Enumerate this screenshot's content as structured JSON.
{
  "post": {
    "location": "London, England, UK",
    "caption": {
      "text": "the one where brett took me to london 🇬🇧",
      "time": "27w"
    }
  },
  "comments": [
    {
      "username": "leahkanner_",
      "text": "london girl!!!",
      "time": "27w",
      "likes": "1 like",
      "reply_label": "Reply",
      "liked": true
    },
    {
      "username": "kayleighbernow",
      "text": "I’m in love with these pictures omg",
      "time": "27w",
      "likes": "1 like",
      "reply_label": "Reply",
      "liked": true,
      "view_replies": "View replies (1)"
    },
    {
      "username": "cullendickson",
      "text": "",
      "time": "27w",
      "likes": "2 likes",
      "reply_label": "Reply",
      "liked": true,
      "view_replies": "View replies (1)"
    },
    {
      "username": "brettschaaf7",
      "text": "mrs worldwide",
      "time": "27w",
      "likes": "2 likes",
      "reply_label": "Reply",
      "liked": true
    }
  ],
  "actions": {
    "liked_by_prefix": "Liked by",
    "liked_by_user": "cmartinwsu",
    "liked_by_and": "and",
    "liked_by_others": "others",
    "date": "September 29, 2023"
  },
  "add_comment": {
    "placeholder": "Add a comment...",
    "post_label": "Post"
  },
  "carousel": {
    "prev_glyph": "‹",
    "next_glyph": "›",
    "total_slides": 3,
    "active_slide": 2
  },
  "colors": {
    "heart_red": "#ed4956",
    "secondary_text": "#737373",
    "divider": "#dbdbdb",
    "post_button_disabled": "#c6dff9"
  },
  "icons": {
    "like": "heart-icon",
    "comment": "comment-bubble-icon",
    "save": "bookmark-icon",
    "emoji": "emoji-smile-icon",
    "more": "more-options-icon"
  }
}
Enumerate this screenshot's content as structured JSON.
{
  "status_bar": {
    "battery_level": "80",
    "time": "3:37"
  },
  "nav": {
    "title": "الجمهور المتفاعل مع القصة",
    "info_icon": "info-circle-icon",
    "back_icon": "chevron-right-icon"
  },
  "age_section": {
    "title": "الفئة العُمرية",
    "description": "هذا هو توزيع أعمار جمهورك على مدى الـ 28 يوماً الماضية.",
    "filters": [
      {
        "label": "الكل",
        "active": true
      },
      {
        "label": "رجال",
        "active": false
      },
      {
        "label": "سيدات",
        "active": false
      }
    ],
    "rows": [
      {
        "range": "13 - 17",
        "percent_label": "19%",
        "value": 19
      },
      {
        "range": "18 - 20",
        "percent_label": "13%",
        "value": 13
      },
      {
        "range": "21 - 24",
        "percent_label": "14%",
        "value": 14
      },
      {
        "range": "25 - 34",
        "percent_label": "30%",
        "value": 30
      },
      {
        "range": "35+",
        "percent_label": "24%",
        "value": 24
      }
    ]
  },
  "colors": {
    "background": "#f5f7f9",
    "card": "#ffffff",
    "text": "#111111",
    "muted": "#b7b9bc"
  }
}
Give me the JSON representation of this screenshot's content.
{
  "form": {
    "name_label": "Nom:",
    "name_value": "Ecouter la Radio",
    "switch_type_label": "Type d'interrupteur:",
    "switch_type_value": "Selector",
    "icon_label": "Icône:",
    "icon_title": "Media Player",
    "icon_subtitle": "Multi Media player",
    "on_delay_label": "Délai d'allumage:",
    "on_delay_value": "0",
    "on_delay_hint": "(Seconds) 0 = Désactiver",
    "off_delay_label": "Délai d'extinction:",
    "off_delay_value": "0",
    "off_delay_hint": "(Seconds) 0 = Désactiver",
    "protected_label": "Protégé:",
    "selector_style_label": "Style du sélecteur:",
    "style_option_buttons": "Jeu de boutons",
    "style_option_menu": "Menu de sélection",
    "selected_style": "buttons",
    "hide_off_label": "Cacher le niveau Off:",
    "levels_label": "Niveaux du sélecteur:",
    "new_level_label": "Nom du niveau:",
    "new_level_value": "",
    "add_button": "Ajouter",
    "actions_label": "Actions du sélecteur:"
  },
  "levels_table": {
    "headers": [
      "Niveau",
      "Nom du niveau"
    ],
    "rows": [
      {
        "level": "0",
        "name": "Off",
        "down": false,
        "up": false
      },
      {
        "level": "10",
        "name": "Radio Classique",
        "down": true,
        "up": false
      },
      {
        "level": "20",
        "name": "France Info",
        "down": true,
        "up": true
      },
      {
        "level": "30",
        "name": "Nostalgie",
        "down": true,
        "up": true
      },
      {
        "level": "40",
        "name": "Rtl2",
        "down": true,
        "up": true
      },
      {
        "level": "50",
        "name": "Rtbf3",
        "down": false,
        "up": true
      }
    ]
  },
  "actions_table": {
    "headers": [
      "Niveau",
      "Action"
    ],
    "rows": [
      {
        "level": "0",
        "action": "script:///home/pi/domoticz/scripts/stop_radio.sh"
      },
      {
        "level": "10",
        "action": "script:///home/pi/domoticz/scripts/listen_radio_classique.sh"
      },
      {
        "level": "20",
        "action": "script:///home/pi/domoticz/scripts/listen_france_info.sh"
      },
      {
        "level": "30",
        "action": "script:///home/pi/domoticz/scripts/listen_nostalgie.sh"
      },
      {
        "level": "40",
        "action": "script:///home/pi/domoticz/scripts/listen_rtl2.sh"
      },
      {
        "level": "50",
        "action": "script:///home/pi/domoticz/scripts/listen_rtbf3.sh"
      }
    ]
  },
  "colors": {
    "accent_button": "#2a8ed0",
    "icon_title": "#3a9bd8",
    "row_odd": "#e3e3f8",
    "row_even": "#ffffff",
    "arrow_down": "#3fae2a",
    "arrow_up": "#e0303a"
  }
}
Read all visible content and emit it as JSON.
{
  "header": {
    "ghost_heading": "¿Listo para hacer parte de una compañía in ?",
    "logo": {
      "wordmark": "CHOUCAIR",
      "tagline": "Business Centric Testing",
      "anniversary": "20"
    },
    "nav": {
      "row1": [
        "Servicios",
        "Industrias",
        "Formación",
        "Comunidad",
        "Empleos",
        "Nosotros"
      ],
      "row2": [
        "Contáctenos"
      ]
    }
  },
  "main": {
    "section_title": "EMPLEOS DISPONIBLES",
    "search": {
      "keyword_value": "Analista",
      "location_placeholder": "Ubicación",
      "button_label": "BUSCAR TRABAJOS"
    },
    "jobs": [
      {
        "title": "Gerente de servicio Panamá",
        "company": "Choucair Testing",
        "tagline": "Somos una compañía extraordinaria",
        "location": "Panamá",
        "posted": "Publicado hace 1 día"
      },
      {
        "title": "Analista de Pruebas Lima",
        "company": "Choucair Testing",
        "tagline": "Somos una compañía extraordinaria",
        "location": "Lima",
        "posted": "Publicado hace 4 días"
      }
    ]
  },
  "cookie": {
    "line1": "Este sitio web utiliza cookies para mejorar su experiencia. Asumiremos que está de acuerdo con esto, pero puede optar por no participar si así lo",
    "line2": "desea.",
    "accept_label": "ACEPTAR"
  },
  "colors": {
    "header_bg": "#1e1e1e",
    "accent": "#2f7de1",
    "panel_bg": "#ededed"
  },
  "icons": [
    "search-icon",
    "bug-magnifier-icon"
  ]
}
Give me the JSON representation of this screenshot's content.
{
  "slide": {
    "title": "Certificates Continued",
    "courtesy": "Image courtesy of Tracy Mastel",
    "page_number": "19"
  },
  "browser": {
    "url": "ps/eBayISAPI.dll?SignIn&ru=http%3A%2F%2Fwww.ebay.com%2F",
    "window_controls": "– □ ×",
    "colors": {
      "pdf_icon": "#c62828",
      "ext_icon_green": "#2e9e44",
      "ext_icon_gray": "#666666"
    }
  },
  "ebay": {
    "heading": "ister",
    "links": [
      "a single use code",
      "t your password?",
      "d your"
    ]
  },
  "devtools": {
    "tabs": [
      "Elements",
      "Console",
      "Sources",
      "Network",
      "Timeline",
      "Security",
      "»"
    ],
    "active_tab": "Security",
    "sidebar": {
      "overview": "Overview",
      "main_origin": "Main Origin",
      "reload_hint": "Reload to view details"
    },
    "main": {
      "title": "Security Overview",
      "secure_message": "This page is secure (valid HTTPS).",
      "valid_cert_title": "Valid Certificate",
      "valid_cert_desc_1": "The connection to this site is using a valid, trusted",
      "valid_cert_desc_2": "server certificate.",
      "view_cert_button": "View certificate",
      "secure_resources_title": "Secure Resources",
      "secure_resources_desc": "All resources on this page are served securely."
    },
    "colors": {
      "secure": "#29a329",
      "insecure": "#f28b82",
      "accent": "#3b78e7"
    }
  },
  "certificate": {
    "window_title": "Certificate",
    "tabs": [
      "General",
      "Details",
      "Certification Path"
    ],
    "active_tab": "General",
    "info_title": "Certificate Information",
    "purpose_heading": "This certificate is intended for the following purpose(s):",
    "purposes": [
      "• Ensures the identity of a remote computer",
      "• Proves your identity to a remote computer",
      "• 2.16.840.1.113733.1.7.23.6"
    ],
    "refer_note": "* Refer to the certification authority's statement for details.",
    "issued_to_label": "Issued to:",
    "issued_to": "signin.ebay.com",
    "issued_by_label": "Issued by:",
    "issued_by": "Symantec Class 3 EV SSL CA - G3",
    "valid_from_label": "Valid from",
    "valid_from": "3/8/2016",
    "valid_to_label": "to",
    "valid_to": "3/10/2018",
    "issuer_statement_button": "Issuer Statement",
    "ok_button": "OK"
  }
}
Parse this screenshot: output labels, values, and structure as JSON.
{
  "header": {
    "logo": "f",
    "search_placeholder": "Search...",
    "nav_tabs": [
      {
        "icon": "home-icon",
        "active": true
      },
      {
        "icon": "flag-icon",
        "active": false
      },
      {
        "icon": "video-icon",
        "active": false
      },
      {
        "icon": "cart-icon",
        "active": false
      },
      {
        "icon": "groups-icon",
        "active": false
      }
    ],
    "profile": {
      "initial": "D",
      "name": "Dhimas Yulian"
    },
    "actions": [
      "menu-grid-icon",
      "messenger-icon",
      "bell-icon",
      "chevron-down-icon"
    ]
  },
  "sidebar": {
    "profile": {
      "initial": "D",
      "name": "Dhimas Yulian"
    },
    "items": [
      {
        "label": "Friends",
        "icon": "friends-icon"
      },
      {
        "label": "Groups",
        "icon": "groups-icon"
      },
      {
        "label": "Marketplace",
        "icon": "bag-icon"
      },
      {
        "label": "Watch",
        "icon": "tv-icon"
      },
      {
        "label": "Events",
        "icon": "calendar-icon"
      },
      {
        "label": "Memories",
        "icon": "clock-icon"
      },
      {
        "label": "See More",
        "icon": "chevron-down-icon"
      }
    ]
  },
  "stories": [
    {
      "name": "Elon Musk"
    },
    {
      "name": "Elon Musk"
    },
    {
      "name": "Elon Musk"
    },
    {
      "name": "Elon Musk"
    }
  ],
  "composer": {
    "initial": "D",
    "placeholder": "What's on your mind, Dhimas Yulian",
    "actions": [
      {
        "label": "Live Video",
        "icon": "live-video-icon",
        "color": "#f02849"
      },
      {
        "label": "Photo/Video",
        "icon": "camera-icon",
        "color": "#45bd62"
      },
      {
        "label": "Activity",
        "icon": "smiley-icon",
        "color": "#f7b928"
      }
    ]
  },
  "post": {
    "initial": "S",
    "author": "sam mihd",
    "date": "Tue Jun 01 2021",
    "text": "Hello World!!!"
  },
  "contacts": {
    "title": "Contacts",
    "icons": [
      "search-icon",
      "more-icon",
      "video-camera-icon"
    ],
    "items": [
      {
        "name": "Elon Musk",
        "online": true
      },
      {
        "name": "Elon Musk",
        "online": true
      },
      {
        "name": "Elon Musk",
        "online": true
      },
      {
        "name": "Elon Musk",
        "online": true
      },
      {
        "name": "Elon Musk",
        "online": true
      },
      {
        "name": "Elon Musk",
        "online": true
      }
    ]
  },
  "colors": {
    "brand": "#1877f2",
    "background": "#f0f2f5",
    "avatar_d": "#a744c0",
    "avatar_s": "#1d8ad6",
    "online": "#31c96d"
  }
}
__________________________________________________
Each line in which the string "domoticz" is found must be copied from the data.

● **Exercise result**:
        "action": "script:///home/pi/domoticz/scripts/stop_radio.sh"
        "action": "script:///home/pi/domoticz/scripts/listen_radio_classique.sh"
        "action": "script:///home/pi/domoticz/scripts/listen_france_info.sh"
        "action": "script:///home/pi/domoticz/scripts/listen_nostalgie.sh"
        "action": "script:///home/pi/domoticz/scripts/listen_rtl2.sh"
        "action": "script:///home/pi/domoticz/scripts/listen_rtbf3.sh"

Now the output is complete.